TASK OBJECTIVE: Return the listing below unchanged, minus its pictures.

DATA EXCERPTS:
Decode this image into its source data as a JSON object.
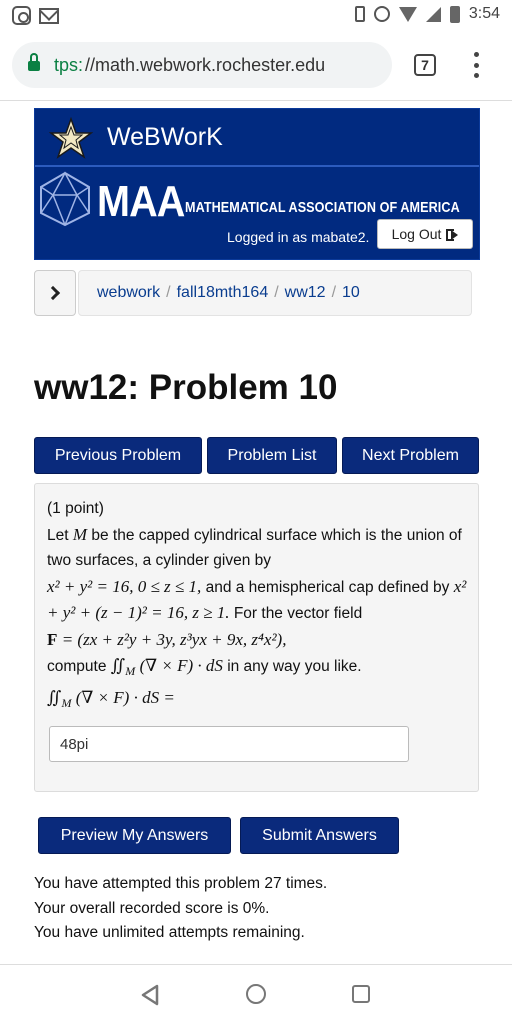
{
  "status_bar": {
    "time": "3:54",
    "icons": [
      "instagram-icon",
      "gmail-icon",
      "vibrate-icon",
      "alarm-icon",
      "wifi-icon",
      "signal-icon",
      "battery-icon"
    ]
  },
  "browser": {
    "url_scheme": "tps:",
    "url_rest": "//math.webwork.rochester.edu",
    "tab_count": "7",
    "secure_color": "#0b8043"
  },
  "header": {
    "app_name": "WeBWorK",
    "org_abbrev": "MAA",
    "org_name": "MATHEMATICAL ASSOCIATION OF AMERICA",
    "logged_in_text": "Logged in as mabate2.",
    "logout_label": "Log Out",
    "banner_color": "#012a80"
  },
  "breadcrumb": {
    "items": [
      "webwork",
      "fall18mth164",
      "ww12",
      "10"
    ],
    "separator": "/"
  },
  "page": {
    "title": "ww12: Problem 10"
  },
  "nav_buttons": {
    "previous": "Previous Problem",
    "list": "Problem List",
    "next": "Next Problem"
  },
  "problem": {
    "points": "(1 point)",
    "intro_1": "Let",
    "var_M": "M",
    "intro_2": "be the capped cylindrical surface which is the union of two surfaces, a cylinder given by",
    "cyl_eq": "x² + y² = 16,  0 ≤ z ≤ 1,",
    "intro_3": "and a hemispherical cap defined by",
    "cap_eq": "x² + y² + (z − 1)² = 16,  z ≥ 1.",
    "intro_4": "For the vector field",
    "field_F": "F",
    "field_def": "= (zx + z²y + 3y,  z³yx + 9x,  z⁴x²),",
    "compute_1": "compute",
    "integral_expr": "∬",
    "integral_sub": "M",
    "integral_body": "(∇ × F) · dS",
    "compute_2": "in any way you like.",
    "answer_lhs": "(∇ × F) · dS =",
    "answer_value": "48pi"
  },
  "actions": {
    "preview": "Preview My Answers",
    "submit": "Submit Answers"
  },
  "attempts": {
    "line1": "You have attempted this problem 27 times.",
    "line2": "Your overall recorded score is 0%.",
    "line3": "You have unlimited attempts remaining."
  },
  "android_nav": {
    "icons": [
      "back-icon",
      "home-icon",
      "recents-icon"
    ]
  }
}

SOLUTION TO THE PROBLEM:
Decode this image into its source data as a JSON object.
{
  "status_bar": {
    "time": "3:54",
    "icons": [
      "instagram-icon",
      "gmail-icon",
      "vibrate-icon",
      "alarm-icon",
      "wifi-icon",
      "signal-icon",
      "battery-icon"
    ]
  },
  "browser": {
    "url_scheme": "tps:",
    "url_rest": "//math.webwork.rochester.edu",
    "tab_count": "7",
    "secure_color": "#0b8043"
  },
  "header": {
    "app_name": "WeBWorK",
    "org_abbrev": "MAA",
    "org_name": "MATHEMATICAL ASSOCIATION OF AMERICA",
    "logged_in_text": "Logged in as mabate2.",
    "logout_label": "Log Out",
    "banner_color": "#012a80"
  },
  "breadcrumb": {
    "items": [
      "webwork",
      "fall18mth164",
      "ww12",
      "10"
    ],
    "separator": "/"
  },
  "page": {
    "title": "ww12: Problem 10"
  },
  "nav_buttons": {
    "previous": "Previous Problem",
    "list": "Problem List",
    "next": "Next Problem"
  },
  "problem": {
    "points": "(1 point)",
    "intro_1": "Let",
    "var_M": "M",
    "intro_2": "be the capped cylindrical surface which is the union of two surfaces, a cylinder given by",
    "cyl_eq": "x² + y² = 16,  0 ≤ z ≤ 1,",
    "intro_3": "and a hemispherical cap defined by",
    "cap_eq": "x² + y² + (z − 1)² = 16,  z ≥ 1.",
    "intro_4": "For the vector field",
    "field_F": "F",
    "field_def": "= (zx + z²y + 3y,  z³yx + 9x,  z⁴x²),",
    "compute_1": "compute",
    "integral_expr": "∬",
    "integral_sub": "M",
    "integral_body": "(∇ × F) · dS",
    "compute_2": "in any way you like.",
    "answer_lhs": "(∇ × F) · dS =",
    "answer_value": "48pi"
  },
  "actions": {
    "preview": "Preview My Answers",
    "submit": "Submit Answers"
  },
  "attempts": {
    "line1": "You have attempted this problem 27 times.",
    "line2": "Your overall recorded score is 0%.",
    "line3": "You have unlimited attempts remaining."
  },
  "android_nav": {
    "icons": [
      "back-icon",
      "home-icon",
      "recents-icon"
    ]
  }
}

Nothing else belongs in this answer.